_PROVIDED ENTRIES_
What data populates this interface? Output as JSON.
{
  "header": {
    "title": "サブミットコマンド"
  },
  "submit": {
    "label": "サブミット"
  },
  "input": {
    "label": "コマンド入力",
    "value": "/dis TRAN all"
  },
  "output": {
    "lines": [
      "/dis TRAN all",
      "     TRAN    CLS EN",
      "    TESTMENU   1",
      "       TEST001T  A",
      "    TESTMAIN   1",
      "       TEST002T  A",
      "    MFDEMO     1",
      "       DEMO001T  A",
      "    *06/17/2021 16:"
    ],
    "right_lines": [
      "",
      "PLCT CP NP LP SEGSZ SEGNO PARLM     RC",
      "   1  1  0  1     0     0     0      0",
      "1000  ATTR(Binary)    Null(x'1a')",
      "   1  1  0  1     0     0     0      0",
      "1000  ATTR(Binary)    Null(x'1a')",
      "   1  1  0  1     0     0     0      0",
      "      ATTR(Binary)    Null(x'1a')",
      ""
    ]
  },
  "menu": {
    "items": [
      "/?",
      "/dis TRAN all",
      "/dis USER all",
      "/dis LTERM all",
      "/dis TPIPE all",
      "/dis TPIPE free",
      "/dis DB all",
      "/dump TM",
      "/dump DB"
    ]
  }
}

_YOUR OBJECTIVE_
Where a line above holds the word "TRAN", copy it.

_ANSWER FOR THE TASK_
    "value": "/dis TRAN all"
      "/dis TRAN all",
      "     TRAN    CLS EN",
      "/dis TRAN all",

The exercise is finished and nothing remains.